## WHAT TO PRODUCE
Copy every record word for word. Pictures are not part of the copy.

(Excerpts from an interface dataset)
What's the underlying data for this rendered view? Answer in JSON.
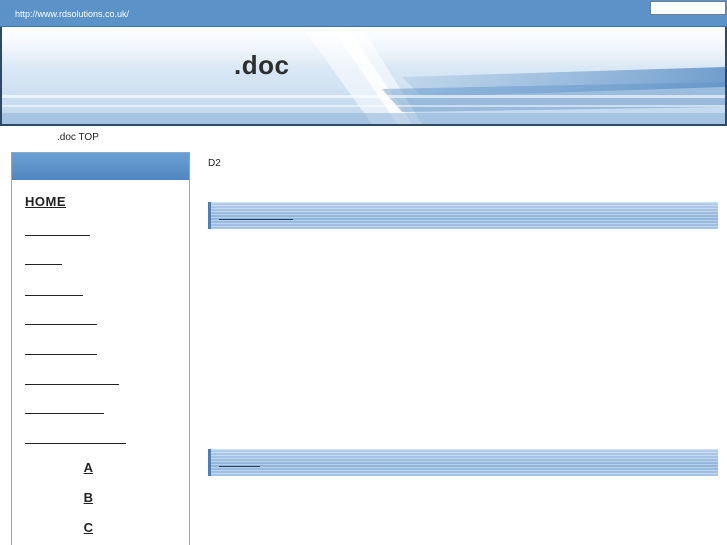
{
  "topbar": {
    "url": "http://www.rdsolutions.co.uk/",
    "search_value": ""
  },
  "banner": {
    "title": ".doc"
  },
  "breadcrumb": {
    "label": ".doc TOP"
  },
  "sidebar": {
    "items": [
      {
        "label": "HOME"
      },
      {
        "label": ""
      },
      {
        "label": ""
      },
      {
        "label": ""
      },
      {
        "label": ""
      },
      {
        "label": ""
      },
      {
        "label": ""
      },
      {
        "label": ""
      },
      {
        "label": ""
      },
      {
        "label": "A"
      },
      {
        "label": "B"
      },
      {
        "label": "C"
      }
    ]
  },
  "main": {
    "label": "D2",
    "sections": [
      {
        "link": ""
      },
      {
        "link": ""
      }
    ]
  },
  "colors": {
    "topbar": "#5b93c9",
    "sidebar_header": "#5a92c9",
    "section_bar": "#9fc0e2",
    "section_accent": "#4d7fb4"
  }
}
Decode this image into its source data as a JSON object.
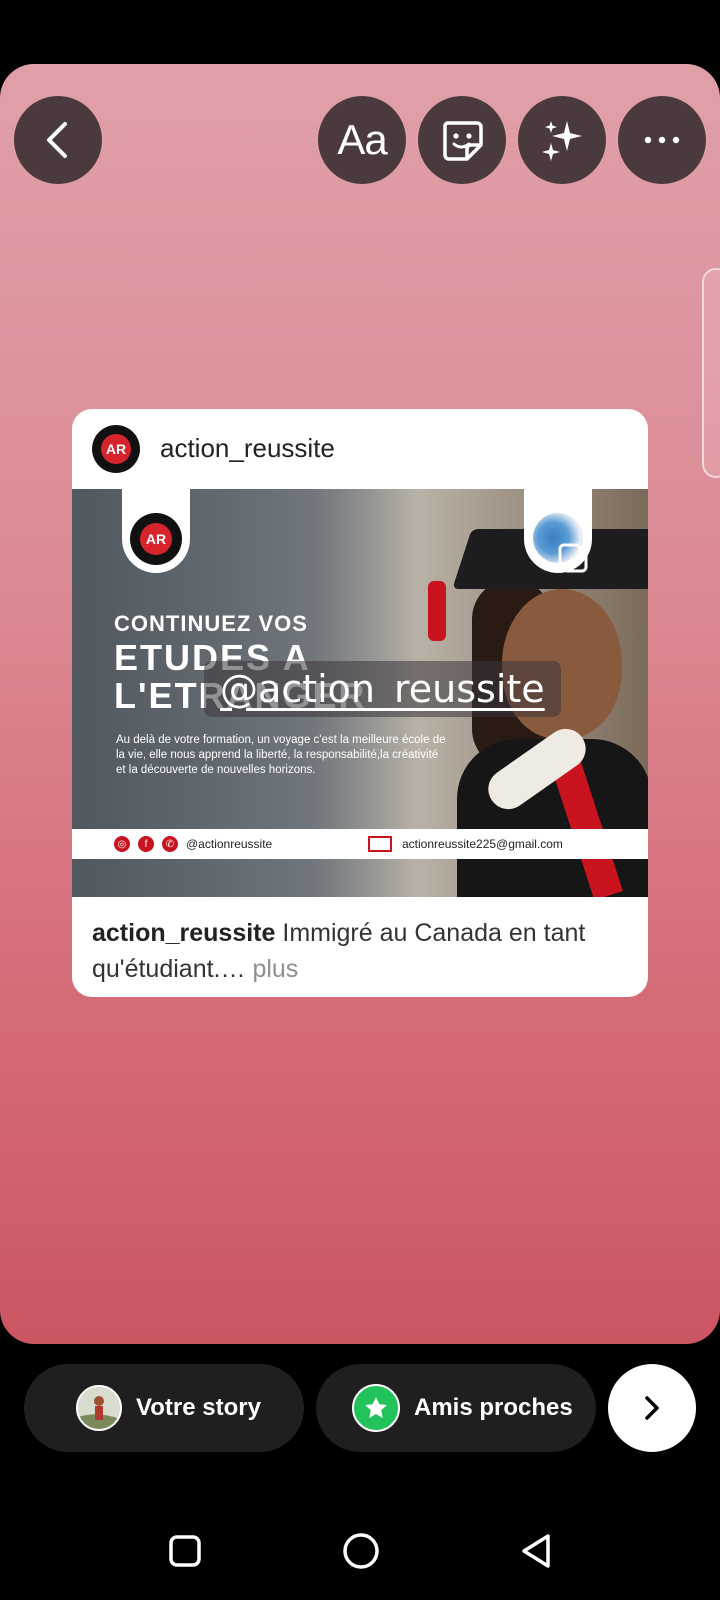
{
  "top_bar": {
    "text_button_label": "Aa"
  },
  "post": {
    "username": "action_reussite",
    "image": {
      "logo_text": "AR",
      "headline_line1": "CONTINUEZ VOS",
      "headline_line2": "ETUDES A",
      "headline_line3": "L'ETRANGER",
      "body": "Au delà de votre formation, un voyage c'est la meilleure école de la vie, elle nous apprend la liberté, la responsabilité,la créativité et la découverte de nouvelles horizons.",
      "contact_handle": "@actionreussite",
      "contact_email": "actionreussite225@gmail.com"
    },
    "caption_user": "action_reussite",
    "caption_text": " Immigré au Canada en tant qu'étudiant.…",
    "caption_more": " plus"
  },
  "mention_sticker": "@action_reussite",
  "share_bar": {
    "your_story_label": "Votre story",
    "close_friends_label": "Amis proches"
  }
}
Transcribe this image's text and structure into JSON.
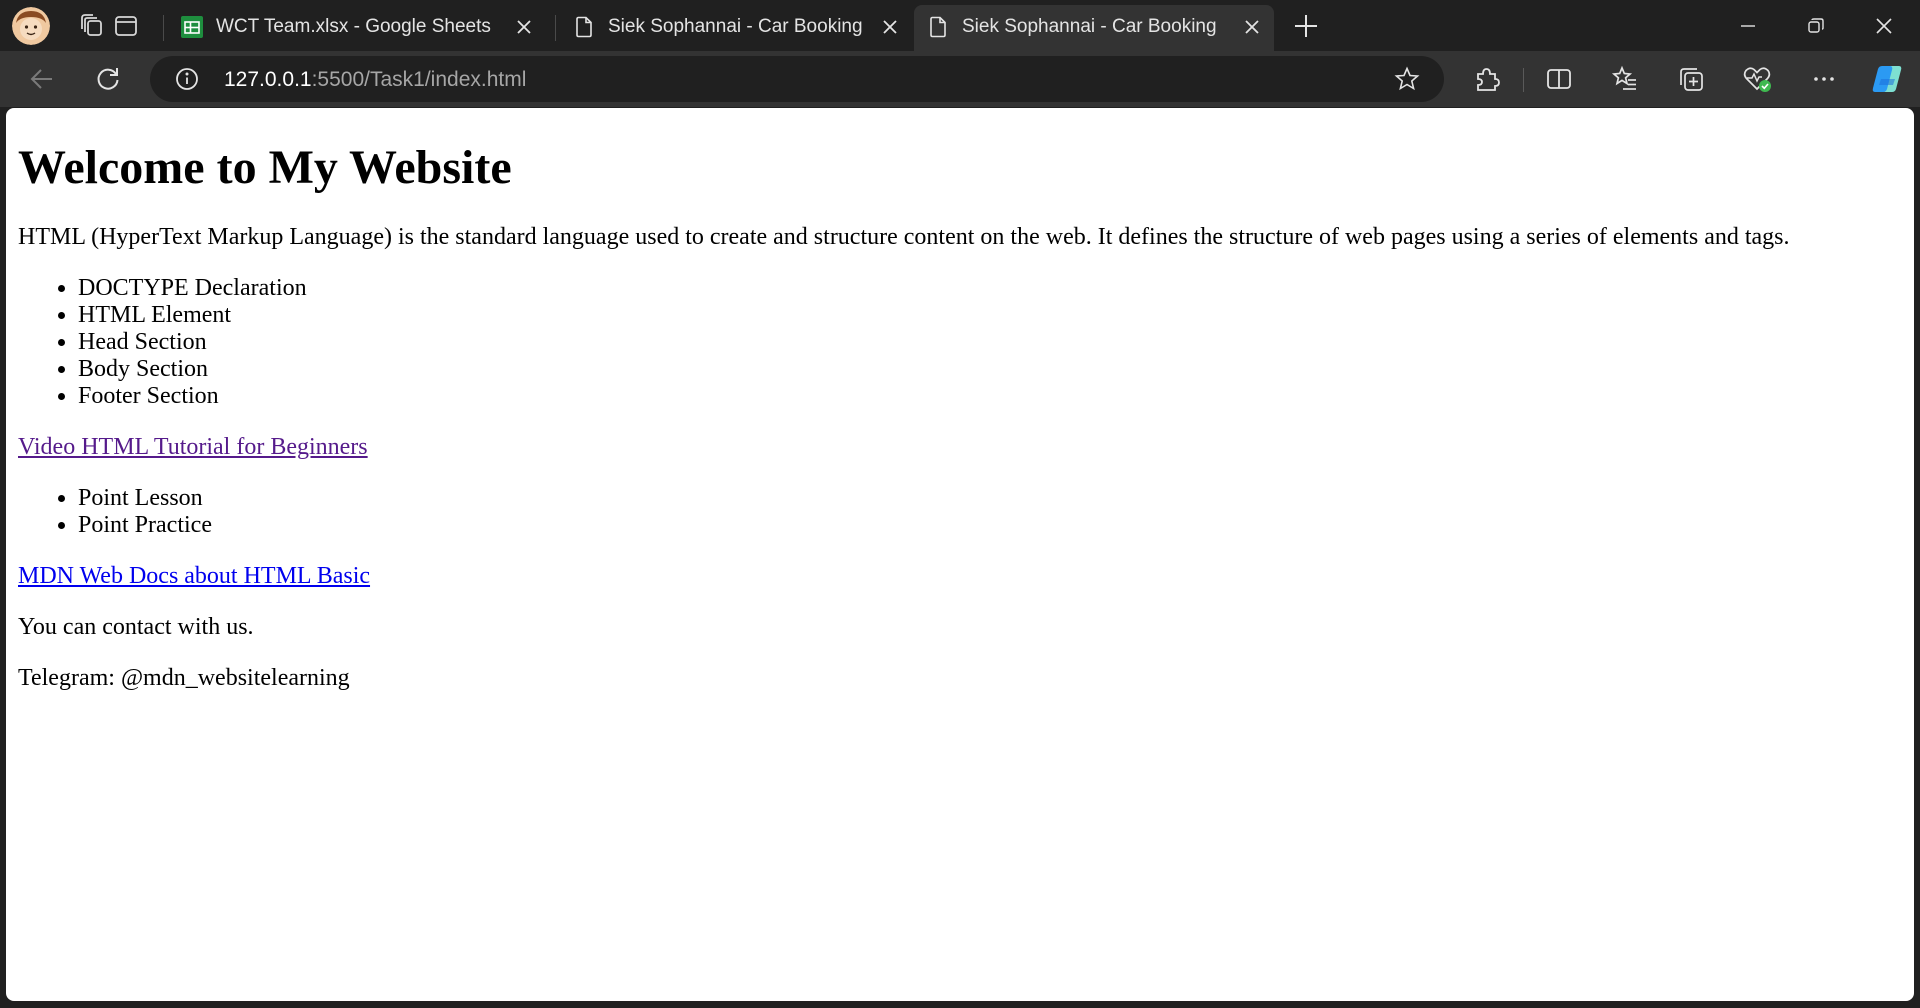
{
  "tabs": [
    {
      "title": "WCT Team.xlsx - Google Sheets",
      "favicon": "google-sheets-icon",
      "active": false
    },
    {
      "title": "Siek Sophannai - Car Booking",
      "favicon": "page-icon",
      "active": false
    },
    {
      "title": "Siek Sophannai - Car Booking",
      "favicon": "page-icon",
      "active": true
    }
  ],
  "address_bar": {
    "host": "127.0.0.1",
    "path": ":5500/Task1/index.html"
  },
  "colors": {
    "chrome_dark": "#202020",
    "toolbar": "#333333",
    "link": "#0000ee",
    "link_visited": "#551a8b",
    "sheets_green": "#1e8e3e"
  },
  "page": {
    "heading": "Welcome to My Website",
    "intro": "HTML (HyperText Markup Language) is the standard language used to create and structure content on the web. It defines the structure of web pages using a series of elements and tags.",
    "structure_list": [
      "DOCTYPE Declaration",
      "HTML Element",
      "Head Section",
      "Body Section",
      "Footer Section"
    ],
    "video_link": "Video HTML Tutorial for Beginners",
    "points_list": [
      "Point Lesson",
      "Point Practice"
    ],
    "mdn_link": "MDN Web Docs about HTML Basic",
    "contact_text": "You can contact with us.",
    "telegram_text": "Telegram: @mdn_websitelearning"
  }
}
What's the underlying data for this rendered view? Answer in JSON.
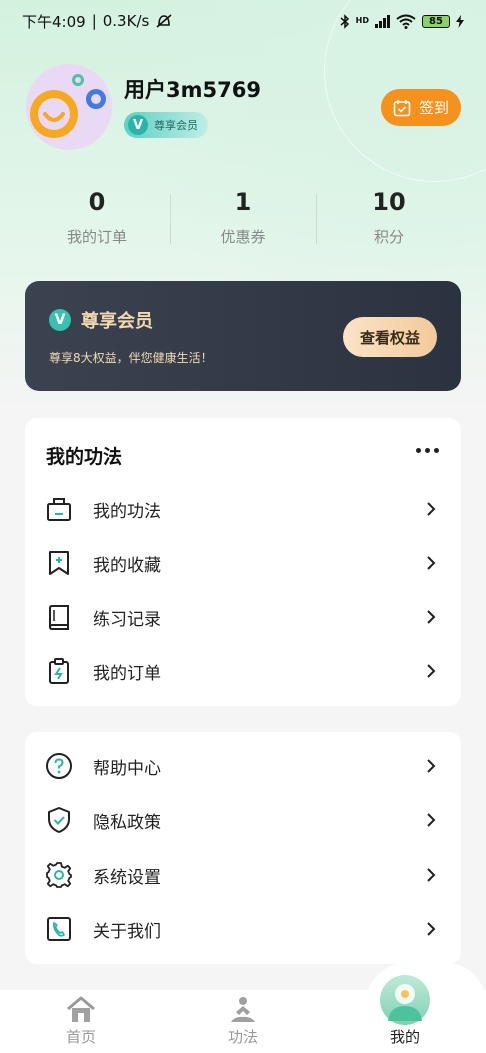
{
  "status_bar": {
    "time": "下午4:09",
    "net_speed": "0.3K/s",
    "hd_label": "HD",
    "battery": "85"
  },
  "profile": {
    "username": "用户3m5769",
    "vip_badge": "尊享会员",
    "vip_letter": "V",
    "signin_label": "签到"
  },
  "stats": [
    {
      "value": "0",
      "label": "我的订单"
    },
    {
      "value": "1",
      "label": "优惠券"
    },
    {
      "value": "10",
      "label": "积分"
    }
  ],
  "vip_card": {
    "letter": "V",
    "title": "尊享会员",
    "subtitle": "尊享8大权益，伴您健康生活！",
    "button": "查看权益"
  },
  "section_main": {
    "title": "我的功法",
    "items": [
      {
        "label": "我的功法",
        "icon": "bag-icon"
      },
      {
        "label": "我的收藏",
        "icon": "bookmark-icon"
      },
      {
        "label": "练习记录",
        "icon": "book-icon"
      },
      {
        "label": "我的订单",
        "icon": "clipboard-icon"
      }
    ]
  },
  "section_other": {
    "items": [
      {
        "label": "帮助中心",
        "icon": "help-icon"
      },
      {
        "label": "隐私政策",
        "icon": "shield-icon"
      },
      {
        "label": "系统设置",
        "icon": "gear-icon"
      },
      {
        "label": "关于我们",
        "icon": "phone-icon"
      }
    ]
  },
  "tabbar": {
    "tabs": [
      {
        "label": "首页",
        "icon": "home-icon"
      },
      {
        "label": "功法",
        "icon": "meditation-icon"
      },
      {
        "label": "我的",
        "icon": "profile-icon"
      }
    ]
  },
  "colors": {
    "accent": "#2bb5a6",
    "signin": "#f5921d",
    "vip_card_bg": "#2f3644",
    "vip_gold": "#f3d9b0"
  }
}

## REPLY
What's the underlying data for this rendered view? Answer in JSON.
{
  "topbar": {
    "url": "http://www.rdsolutions.co.uk/",
    "search_value": ""
  },
  "banner": {
    "title": ".doc"
  },
  "breadcrumb": {
    "label": ".doc TOP"
  },
  "sidebar": {
    "items": [
      {
        "label": "HOME"
      },
      {
        "label": ""
      },
      {
        "label": ""
      },
      {
        "label": ""
      },
      {
        "label": ""
      },
      {
        "label": ""
      },
      {
        "label": ""
      },
      {
        "label": ""
      },
      {
        "label": ""
      },
      {
        "label": "A"
      },
      {
        "label": "B"
      },
      {
        "label": "C"
      }
    ]
  },
  "main": {
    "label": "D2",
    "sections": [
      {
        "link": ""
      },
      {
        "link": ""
      }
    ]
  },
  "colors": {
    "topbar": "#5b93c9",
    "sidebar_header": "#5a92c9",
    "section_bar": "#9fc0e2",
    "section_accent": "#4d7fb4"
  }
}
Decode this image into its source data as a JSON object.
{
  "top_bar": {
    "text_button_label": "Aa"
  },
  "post": {
    "username": "action_reussite",
    "image": {
      "logo_text": "AR",
      "headline_line1": "CONTINUEZ VOS",
      "headline_line2": "ETUDES A",
      "headline_line3": "L'ETRANGER",
      "body": "Au delà de votre formation, un voyage c'est la meilleure école de la vie, elle nous apprend la liberté, la responsabilité,la créativité et la découverte de nouvelles horizons.",
      "contact_handle": "@actionreussite",
      "contact_email": "actionreussite225@gmail.com"
    },
    "caption_user": "action_reussite",
    "caption_text": " Immigré au Canada en tant qu'étudiant.…",
    "caption_more": " plus"
  },
  "mention_sticker": "@action_reussite",
  "share_bar": {
    "your_story_label": "Votre story",
    "close_friends_label": "Amis proches"
  }
}
Transcribe this image's text and structure into JSON.
{
  "tabs": [
    {
      "title": "WCT Team.xlsx - Google Sheets",
      "favicon": "google-sheets-icon",
      "active": false
    },
    {
      "title": "Siek Sophannai - Car Booking",
      "favicon": "page-icon",
      "active": false
    },
    {
      "title": "Siek Sophannai - Car Booking",
      "favicon": "page-icon",
      "active": true
    }
  ],
  "address_bar": {
    "host": "127.0.0.1",
    "path": ":5500/Task1/index.html"
  },
  "colors": {
    "chrome_dark": "#202020",
    "toolbar": "#333333",
    "link": "#0000ee",
    "link_visited": "#551a8b",
    "sheets_green": "#1e8e3e"
  },
  "page": {
    "heading": "Welcome to My Website",
    "intro": "HTML (HyperText Markup Language) is the standard language used to create and structure content on the web. It defines the structure of web pages using a series of elements and tags.",
    "structure_list": [
      "DOCTYPE Declaration",
      "HTML Element",
      "Head Section",
      "Body Section",
      "Footer Section"
    ],
    "video_link": "Video HTML Tutorial for Beginners",
    "points_list": [
      "Point Lesson",
      "Point Practice"
    ],
    "mdn_link": "MDN Web Docs about HTML Basic",
    "contact_text": "You can contact with us.",
    "telegram_text": "Telegram: @mdn_websitelearning"
  }
}
What's the underlying data for this rendered view? Answer in JSON.
{
  "status_bar": {
    "time": "下午4:09",
    "net_speed": "0.3K/s",
    "hd_label": "HD",
    "battery": "85"
  },
  "profile": {
    "username": "用户3m5769",
    "vip_badge": "尊享会员",
    "vip_letter": "V",
    "signin_label": "签到"
  },
  "stats": [
    {
      "value": "0",
      "label": "我的订单"
    },
    {
      "value": "1",
      "label": "优惠券"
    },
    {
      "value": "10",
      "label": "积分"
    }
  ],
  "vip_card": {
    "letter": "V",
    "title": "尊享会员",
    "subtitle": "尊享8大权益，伴您健康生活！",
    "button": "查看权益"
  },
  "section_main": {
    "title": "我的功法",
    "items": [
      {
        "label": "我的功法",
        "icon": "bag-icon"
      },
      {
        "label": "我的收藏",
        "icon": "bookmark-icon"
      },
      {
        "label": "练习记录",
        "icon": "book-icon"
      },
      {
        "label": "我的订单",
        "icon": "clipboard-icon"
      }
    ]
  },
  "section_other": {
    "items": [
      {
        "label": "帮助中心",
        "icon": "help-icon"
      },
      {
        "label": "隐私政策",
        "icon": "shield-icon"
      },
      {
        "label": "系统设置",
        "icon": "gear-icon"
      },
      {
        "label": "关于我们",
        "icon": "phone-icon"
      }
    ]
  },
  "tabbar": {
    "tabs": [
      {
        "label": "首页",
        "icon": "home-icon"
      },
      {
        "label": "功法",
        "icon": "meditation-icon"
      },
      {
        "label": "我的",
        "icon": "profile-icon"
      }
    ]
  },
  "colors": {
    "accent": "#2bb5a6",
    "signin": "#f5921d",
    "vip_card_bg": "#2f3644",
    "vip_gold": "#f3d9b0"
  }
}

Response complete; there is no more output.